[MATERIAL PROVIDED]:
>>>>>
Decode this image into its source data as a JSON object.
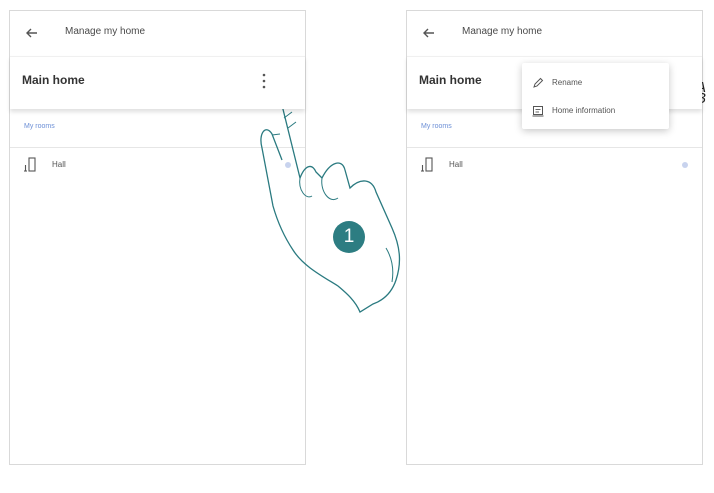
{
  "screen_left": {
    "header": {
      "title": "Manage my home",
      "back_icon": "back-arrow-icon"
    },
    "home_card": {
      "name": "Main home",
      "menu_icon": "kebab-menu-icon"
    },
    "section_link": "My rooms",
    "rooms": [
      {
        "label": "Hall",
        "icon": "room-door-icon"
      }
    ]
  },
  "screen_right": {
    "header": {
      "title": "Manage my home",
      "back_icon": "back-arrow-icon"
    },
    "home_card": {
      "name": "Main home"
    },
    "section_link": "My rooms",
    "rooms": [
      {
        "label": "Hall",
        "icon": "room-door-icon"
      }
    ],
    "menu": [
      {
        "label": "Rename",
        "icon": "pencil-icon"
      },
      {
        "label": "Home information",
        "icon": "info-card-icon"
      }
    ]
  },
  "step": {
    "number": "1"
  },
  "callouts": [
    {
      "letter": "A"
    },
    {
      "letter": "B"
    }
  ],
  "colors": {
    "accent": "#2d7d82",
    "link": "#6c8fd6",
    "line": "#2a7a80"
  }
}
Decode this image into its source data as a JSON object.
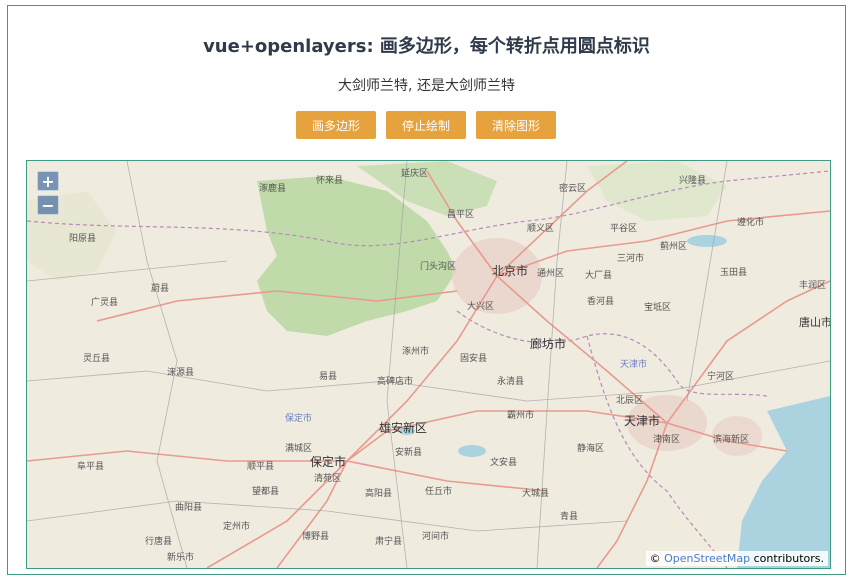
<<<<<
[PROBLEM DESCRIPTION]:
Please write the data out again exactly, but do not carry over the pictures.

[TASK ANSWER]:
Decode this image into its source data as a JSON object.
{
  "screen_left": {
    "header": {
      "title": "Manage my home",
      "back_icon": "back-arrow-icon"
    },
    "home_card": {
      "name": "Main home",
      "menu_icon": "kebab-menu-icon"
    },
    "section_link": "My rooms",
    "rooms": [
      {
        "label": "Hall",
        "icon": "room-door-icon"
      }
    ]
  },
  "screen_right": {
    "header": {
      "title": "Manage my home",
      "back_icon": "back-arrow-icon"
    },
    "home_card": {
      "name": "Main home"
    },
    "section_link": "My rooms",
    "rooms": [
      {
        "label": "Hall",
        "icon": "room-door-icon"
      }
    ],
    "menu": [
      {
        "label": "Rename",
        "icon": "pencil-icon"
      },
      {
        "label": "Home information",
        "icon": "info-card-icon"
      }
    ]
  },
  "step": {
    "number": "1"
  },
  "callouts": [
    {
      "letter": "A"
    },
    {
      "letter": "B"
    }
  ],
  "colors": {
    "accent": "#2d7d82",
    "link": "#6c8fd6",
    "line": "#2a7a80"
  }
}
Decode this image into its source data as a JSON object.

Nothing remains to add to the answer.